Beehive was a Vietnam war era anti-personnel round packed with metal flechettes fired from an artillery gun most popularly deployed during that conflict. It is also known as flechette rounds or their official designation, antipersonnel-tracer (APERS-T). Typically, artillery gunners fire using indirect fire, firing at targets they cannot see by line of sight with information provided by a forward observer. However, during the Vietnam War, there was a demand for a munition that could be fired directly at enemy troops, in cases where an artillery unit was attacked.

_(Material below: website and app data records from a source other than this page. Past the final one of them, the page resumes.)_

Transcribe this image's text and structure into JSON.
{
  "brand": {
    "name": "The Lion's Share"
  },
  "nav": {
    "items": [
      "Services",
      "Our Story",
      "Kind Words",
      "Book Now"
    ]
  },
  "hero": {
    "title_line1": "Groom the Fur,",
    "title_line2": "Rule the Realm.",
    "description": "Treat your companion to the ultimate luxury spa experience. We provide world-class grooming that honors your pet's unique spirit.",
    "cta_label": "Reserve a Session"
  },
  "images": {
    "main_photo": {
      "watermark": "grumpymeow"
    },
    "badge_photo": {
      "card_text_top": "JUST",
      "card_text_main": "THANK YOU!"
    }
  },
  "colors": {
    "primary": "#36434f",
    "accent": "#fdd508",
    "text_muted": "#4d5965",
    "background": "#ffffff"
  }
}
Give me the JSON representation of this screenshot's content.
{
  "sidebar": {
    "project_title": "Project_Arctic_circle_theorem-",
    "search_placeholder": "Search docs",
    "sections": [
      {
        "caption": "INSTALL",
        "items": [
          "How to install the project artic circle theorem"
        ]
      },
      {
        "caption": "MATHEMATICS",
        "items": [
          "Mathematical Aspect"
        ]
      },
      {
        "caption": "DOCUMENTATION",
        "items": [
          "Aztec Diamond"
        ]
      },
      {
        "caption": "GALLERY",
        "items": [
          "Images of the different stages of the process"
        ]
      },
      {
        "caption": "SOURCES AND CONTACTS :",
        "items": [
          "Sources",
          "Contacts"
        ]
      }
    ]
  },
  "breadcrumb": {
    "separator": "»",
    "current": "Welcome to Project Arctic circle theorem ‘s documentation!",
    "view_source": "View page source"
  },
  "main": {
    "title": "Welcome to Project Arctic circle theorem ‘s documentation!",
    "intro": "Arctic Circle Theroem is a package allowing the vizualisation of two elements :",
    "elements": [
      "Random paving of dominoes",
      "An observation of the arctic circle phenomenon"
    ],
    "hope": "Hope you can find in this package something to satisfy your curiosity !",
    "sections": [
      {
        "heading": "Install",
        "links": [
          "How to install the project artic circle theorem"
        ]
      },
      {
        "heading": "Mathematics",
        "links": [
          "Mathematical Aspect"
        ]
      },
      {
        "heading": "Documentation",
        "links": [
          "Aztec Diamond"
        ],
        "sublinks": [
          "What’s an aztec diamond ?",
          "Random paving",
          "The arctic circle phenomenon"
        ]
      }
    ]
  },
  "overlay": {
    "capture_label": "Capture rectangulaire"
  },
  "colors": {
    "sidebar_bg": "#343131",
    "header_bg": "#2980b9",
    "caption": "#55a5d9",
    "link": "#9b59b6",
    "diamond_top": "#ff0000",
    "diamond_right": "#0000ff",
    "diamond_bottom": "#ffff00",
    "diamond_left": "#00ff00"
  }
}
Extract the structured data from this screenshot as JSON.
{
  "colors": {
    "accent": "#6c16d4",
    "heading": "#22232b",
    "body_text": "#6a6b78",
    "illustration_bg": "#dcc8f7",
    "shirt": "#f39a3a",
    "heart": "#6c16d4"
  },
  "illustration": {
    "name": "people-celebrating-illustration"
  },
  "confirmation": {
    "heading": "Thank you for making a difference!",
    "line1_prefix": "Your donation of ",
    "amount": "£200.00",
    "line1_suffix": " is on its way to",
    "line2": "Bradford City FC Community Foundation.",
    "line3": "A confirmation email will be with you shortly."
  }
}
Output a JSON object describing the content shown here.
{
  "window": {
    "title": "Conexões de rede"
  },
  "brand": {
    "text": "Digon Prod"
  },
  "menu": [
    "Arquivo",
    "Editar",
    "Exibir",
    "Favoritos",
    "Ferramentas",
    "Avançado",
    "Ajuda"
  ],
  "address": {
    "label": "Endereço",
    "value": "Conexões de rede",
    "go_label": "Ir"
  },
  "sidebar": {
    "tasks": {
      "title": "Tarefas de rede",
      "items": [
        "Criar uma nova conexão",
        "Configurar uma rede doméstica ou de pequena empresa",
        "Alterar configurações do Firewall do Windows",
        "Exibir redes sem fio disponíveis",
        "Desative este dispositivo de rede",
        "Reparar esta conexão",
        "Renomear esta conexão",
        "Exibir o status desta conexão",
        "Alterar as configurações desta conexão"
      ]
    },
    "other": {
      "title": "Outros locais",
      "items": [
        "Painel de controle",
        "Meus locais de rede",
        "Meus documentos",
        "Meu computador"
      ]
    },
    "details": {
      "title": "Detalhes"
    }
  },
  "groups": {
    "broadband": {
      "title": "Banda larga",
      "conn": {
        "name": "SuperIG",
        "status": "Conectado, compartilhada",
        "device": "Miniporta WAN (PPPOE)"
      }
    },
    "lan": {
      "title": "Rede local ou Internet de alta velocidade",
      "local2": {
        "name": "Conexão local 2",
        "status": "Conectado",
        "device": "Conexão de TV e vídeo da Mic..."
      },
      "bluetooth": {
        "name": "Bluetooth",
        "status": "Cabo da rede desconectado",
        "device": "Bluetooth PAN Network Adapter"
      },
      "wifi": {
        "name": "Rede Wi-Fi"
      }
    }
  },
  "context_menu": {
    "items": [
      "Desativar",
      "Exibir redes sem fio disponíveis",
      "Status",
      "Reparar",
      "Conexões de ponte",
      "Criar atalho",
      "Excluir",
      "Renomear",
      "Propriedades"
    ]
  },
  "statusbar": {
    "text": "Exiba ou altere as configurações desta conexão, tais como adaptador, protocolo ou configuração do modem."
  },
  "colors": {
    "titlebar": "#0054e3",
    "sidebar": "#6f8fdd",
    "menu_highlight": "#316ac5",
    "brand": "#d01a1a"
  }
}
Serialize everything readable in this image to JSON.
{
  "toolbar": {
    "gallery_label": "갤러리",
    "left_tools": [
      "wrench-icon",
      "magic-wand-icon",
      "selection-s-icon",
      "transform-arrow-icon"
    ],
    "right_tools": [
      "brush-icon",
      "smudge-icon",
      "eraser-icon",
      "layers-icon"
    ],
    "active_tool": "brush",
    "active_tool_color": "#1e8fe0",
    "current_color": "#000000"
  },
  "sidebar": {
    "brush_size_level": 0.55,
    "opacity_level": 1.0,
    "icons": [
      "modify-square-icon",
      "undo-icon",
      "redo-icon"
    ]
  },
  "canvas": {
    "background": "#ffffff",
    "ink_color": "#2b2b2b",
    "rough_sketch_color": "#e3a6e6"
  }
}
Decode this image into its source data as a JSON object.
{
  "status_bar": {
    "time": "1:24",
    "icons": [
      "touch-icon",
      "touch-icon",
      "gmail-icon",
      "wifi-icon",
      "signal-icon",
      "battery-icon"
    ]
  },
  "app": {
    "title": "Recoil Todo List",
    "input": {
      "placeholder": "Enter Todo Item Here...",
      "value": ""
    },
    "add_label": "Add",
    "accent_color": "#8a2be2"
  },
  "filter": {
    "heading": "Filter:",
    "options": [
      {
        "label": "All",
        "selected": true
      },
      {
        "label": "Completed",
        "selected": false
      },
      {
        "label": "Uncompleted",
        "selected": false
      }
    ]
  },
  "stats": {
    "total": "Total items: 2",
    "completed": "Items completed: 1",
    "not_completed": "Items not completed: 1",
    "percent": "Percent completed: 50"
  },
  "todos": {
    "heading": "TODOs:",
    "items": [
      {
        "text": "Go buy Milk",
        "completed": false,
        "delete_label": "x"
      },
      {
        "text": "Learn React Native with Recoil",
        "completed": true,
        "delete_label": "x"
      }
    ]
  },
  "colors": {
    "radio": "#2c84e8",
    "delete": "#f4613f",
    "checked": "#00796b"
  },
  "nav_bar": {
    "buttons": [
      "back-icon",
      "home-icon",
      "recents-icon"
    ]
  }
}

The flechette rounds were developed under a contract administered by Picatinny Arsenal and let to the Whirlpool Corporation in April 1957. The contract was named the "Beehive Program" referring to the way the flechettes were compartmentalized and stacked, looking like the traditional image of a conical beehive. It was commonly assumed by users in the service that the term referred to a supposed 'buzzing' sound its darts made when flying through the air. The first example was the 105mm howitzer M546 anti-personnel tracer (APERS-T), first fired in combat in 1966 and thereafter used extensively in the Vietnam War. Intended for direct fire against enemy troops, the M546 was direct fired from a near horizontally leveled 105 mm howitzer and ejected 8000 flechettes during flight by a mechanical time fuze. Green starshells were shot into the air prior to their use to warn friendly troops that such a round was being shot.
The 105mm howitzer round was not the only artillery piece provided with APERS-T. Beehive rounds were also created for recoilless anti-tank weapons: the 90 mm and 106 mm mounted on the M50 Ontos. APERS-T rounds were available for 90mm gun on M48 tanks and the 152mm gun on the M551 Sheridan armored reconnaissance/airborne assault vehicle. After the Vietnam War the 105mm tank gun M68 was also provided APER-T ammunition M494. APERS-T rounds in 40×46 mm were also available for the M79, M203, and M320 grenade launchers.
Subsequently, it was reported that the USSR had developed similar rounds for 122 mm and 152 mm artillery for use in indirect fire.
- Eitan Barak (ed.) (2011), Deadly Metal Rain: The Legality of Flechette Weapons in International Law, Martinus Nijhoff Publishers, p. 40CS1 maint: extra text: authors list (link)
- Major General David Ewing Ott (1975), Field Artillery, 1954-1973 (PDF), Washington, D.C.: Department of the Army, p. 61
- M546 APERS-T 105-mm
- ONTOS mounting six 106mm recoilless rifle, the world's biggest shot gun